Pleasure Harvest

by Stuart Dischell | July 1, 2009

When she took a position in a distant city he knew
He could not follow and in the months afterwards he built
Them a home where she was still with him even
Though they never lived together. Mornings they made coffee
In this kitchen, washed the berries, read books on the long couch,
Their legs touching in some configuration, and one would interrupt
The other's reading to make some observation on the art
They both practiced. Afternoons he went to work but even
Then, talking in a meeting or with colleagues in the hallway,
He pictured her and how she and he were writing in bed
Back to back on their laptops. Nights were more difficult
When she curled beside him, a beautiful question
No longer to be answered. So why not try to sing
The pleasures of his real leaky house, the unruly yard,
His arguing children, the undisciplined dog, his ongoing work,
And she who is brilliant now far outside his door? Everything
He has known was imperfect. What else was there for him but this?
 

Stuart Dischell is the author of Good Hope Road, Evenings & Avenues, Dig Safe, and the forthcoming Backwards Days published by Penguin.
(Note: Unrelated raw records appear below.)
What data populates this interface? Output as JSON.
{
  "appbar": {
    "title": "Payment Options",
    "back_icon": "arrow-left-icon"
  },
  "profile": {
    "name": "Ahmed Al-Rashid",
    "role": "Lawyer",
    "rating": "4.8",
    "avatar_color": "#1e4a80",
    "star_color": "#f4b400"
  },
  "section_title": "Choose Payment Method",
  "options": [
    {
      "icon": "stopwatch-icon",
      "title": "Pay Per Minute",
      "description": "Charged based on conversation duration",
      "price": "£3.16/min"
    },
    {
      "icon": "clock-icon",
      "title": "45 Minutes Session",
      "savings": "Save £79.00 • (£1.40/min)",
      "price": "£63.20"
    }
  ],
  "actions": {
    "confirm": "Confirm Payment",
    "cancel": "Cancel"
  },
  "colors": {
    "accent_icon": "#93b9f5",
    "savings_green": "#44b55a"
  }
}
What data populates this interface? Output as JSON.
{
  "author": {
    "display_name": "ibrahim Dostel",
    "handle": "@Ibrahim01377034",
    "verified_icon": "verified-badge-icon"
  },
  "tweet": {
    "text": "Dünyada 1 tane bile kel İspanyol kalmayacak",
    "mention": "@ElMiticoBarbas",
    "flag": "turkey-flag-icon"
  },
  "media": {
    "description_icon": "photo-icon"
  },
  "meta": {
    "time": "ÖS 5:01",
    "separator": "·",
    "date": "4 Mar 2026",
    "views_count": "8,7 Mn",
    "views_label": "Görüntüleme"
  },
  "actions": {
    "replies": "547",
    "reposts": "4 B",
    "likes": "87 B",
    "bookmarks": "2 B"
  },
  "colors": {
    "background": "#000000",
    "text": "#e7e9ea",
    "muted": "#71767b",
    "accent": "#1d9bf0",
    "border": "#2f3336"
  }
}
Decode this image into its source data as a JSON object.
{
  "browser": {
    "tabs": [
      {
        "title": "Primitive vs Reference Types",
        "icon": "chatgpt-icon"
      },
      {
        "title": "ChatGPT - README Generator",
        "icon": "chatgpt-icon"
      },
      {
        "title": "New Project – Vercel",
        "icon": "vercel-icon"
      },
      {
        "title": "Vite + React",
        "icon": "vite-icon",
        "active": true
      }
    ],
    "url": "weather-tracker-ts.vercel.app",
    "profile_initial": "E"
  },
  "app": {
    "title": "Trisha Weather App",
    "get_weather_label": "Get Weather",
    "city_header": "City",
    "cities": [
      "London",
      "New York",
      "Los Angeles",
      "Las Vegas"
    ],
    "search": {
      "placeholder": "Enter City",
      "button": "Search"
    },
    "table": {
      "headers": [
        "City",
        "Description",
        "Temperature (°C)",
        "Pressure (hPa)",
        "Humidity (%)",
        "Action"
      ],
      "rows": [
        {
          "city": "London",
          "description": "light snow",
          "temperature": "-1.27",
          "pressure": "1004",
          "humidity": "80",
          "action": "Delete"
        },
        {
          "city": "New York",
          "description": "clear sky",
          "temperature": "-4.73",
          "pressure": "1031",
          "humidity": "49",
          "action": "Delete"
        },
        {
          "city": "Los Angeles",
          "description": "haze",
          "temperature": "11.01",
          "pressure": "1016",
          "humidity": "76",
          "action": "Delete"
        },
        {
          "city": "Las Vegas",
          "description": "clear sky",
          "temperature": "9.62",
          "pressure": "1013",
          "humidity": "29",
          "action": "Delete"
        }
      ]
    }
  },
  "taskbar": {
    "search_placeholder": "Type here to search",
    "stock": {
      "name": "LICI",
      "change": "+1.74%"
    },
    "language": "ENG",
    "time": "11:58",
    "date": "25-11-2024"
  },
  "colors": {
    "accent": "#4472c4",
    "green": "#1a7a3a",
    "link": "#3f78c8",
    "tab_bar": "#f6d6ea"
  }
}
Source URL: http://www.newrepublic.com//article/books/pleasure-harvest